NORTH PORT, Fla. — People want blood. They want historical revision.
They won’t get what they want, yet they needn’t settle for nothing. Instead, from this Astros sign-stealing scandal that has both elevated and soiled baseball’s standing, the game’s participants and fans can reasonably ask for this:
A vow from Major League Baseball that this will remain an open case.
Commissioner Rob Manfred, speaking Sunday at CoolToday Park for Grapefruit League Media Day, asserted that the immunity his office granted Astros players stood only as long as “they were honest in their answers.” Meaning trouble, in the form of suspensions, would fall upon those who lied to investigators.
At this point, Jose Altuve’s refusal to remove his shirt upon homering the 2019 Astros into the World Series ranks as nothing more than “suspicious,” to parrot the word used by the Yankees’ Aroldis Chapman, who gave up that blast. Yet especially in light of Carlos Correa’s latest, eyebrow-raising explanation behind Altuve’s October shyness, Major League Baseball should keep pulling at every Houston-tinged thread.
When a balding, trouble-stirring New York reporter (OK, it was me) asked Manfred whether Altuve would be checked for a tattoo, Manfred laughed and said, “That one has not occurred to me yet,” before repeating, “That one has not occurred to me yet.”
Really, in light of the high emotions surrounding this matter, shouldn’t Altuve proactively display his alleged tattoo, which Correa first mentioned to The Athletic? The shortstop said that his double-play partner wanted to hide the ugly, unfinished artwork on his collarbone, which on the surface sounds just as ludicrous as the other given explanation, that Altuve’s wife didn’t like it when he disrobed up top. Adding to the intrigue, social-media detective Jomboy pointed out that Altuve put on an undershirt late in the notorious American League Championship Series Game 6, then removed it prior to stepping to the plate in the bottom of the ninth.
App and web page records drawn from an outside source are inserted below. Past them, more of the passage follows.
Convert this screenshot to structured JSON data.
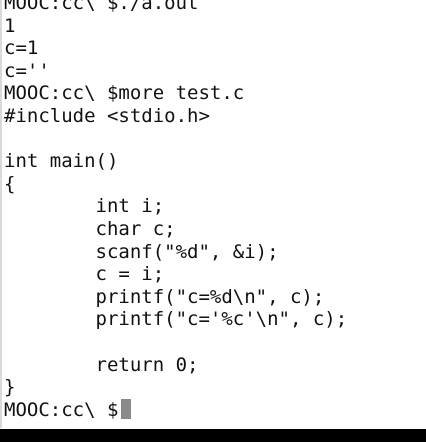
{
  "terminal": {
    "lines": [
      "MOOC:cc\\ $./a.out",
      "1",
      "c=1",
      "c=''",
      "MOOC:cc\\ $more test.c",
      "#include <stdio.h>",
      "",
      "int main()",
      "{",
      "        int i;",
      "        char c;",
      "        scanf(\"%d\", &i);",
      "        c = i;",
      "        printf(\"c=%d\\n\", c);",
      "        printf(\"c='%c'\\n\", c);",
      "",
      "        return 0;",
      "}",
      "MOOC:cc\\ $"
    ]
  }
}
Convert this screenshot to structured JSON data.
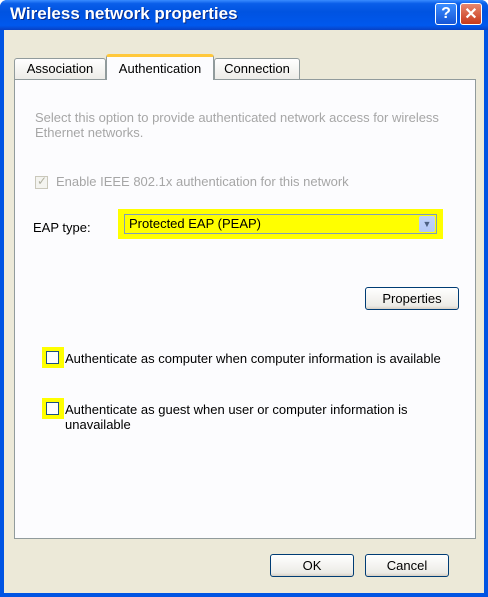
{
  "window": {
    "title": "Wireless network properties"
  },
  "tabs": [
    {
      "label": "Association"
    },
    {
      "label": "Authentication"
    },
    {
      "label": "Connection"
    }
  ],
  "auth": {
    "description": "Select this option to provide authenticated network access for wireless Ethernet networks.",
    "enable_8021x_label": "Enable IEEE 802.1x authentication for this network",
    "eap_type_label": "EAP type:",
    "eap_type_value": "Protected EAP (PEAP)",
    "properties_button": "Properties",
    "auth_as_computer_label": "Authenticate as computer when computer information is available",
    "auth_as_guest_label": "Authenticate as guest when user or computer information is unavailable"
  },
  "footer": {
    "ok_label": "OK",
    "cancel_label": "Cancel"
  },
  "colors": {
    "highlight": "#ffff00",
    "titlebar": "#0054e3",
    "dialog_bg": "#ece9d8"
  },
  "icons": {
    "help": "help-icon",
    "close": "close-icon",
    "dropdown": "chevron-down-icon"
  }
}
Manfred said that his office looked into this theory. He explained: “Where I came down on it, the players were candid about 2017 and the fact they violated the rules in 2017. They were candid, chapter and verse, consistent about the fact that the rules were violated in 2018, and they were equally consistent and everybody, every single witness in the denials about this buzzer allegation.
“I think in my own mind, it was hard for me to figure out why they would tell us, given that they were immune, why they would be truthful, admit they did the wrong thing in ’17, admit they did the wrong thing in ’18, and then lie about what was going on in ‘19.
“Now, can I tell you I am 100 percent sure about that? You are never 100 percent sure about these things. But that was my best judgement.”
Hey, maybe in two years, the next Mike Fiers will decide to unload on the ‘19 Astros, at which point those who testified dishonestly would be subject to discipline. Or maybe Altuve’s odd defenses are true. Regardless, MLB must keep following this trail and let people know of it.
Baseball also should formally censure Astros owner Jim Crane for his reprehensible conduct in Thursday’s news conference, which only increased the tension throughout the industry. And … that’s really about it for now.
Suspend the players? That would be only for show, as the Players Association would have an extremely strong case to appeal and overturn them: Manfred sent his famous “Apple Watch memo” to team officials, not players, on September 15, 2017 to warn them of heightened penalties for illegal sign-stealing.
Manfred said he granted the players immunity because, “I think the worst possible outcome of this institution would have been if we conducted an investigation and came back and said, ‘You know what? We just couldn’t find out what went on.’ ” Agreed on that front.
Revoke the Astros’ 2017 title? Come on, now. Hasn’t anti-intellectualism damaged this planet enough already?
Nope, it’s important moving forward to keep hunting for the past truth without rewriting it. It won’t heal folks’ anger as richly. If that anger helps eradicate this high-tech chicanery, though, then it will have served some good.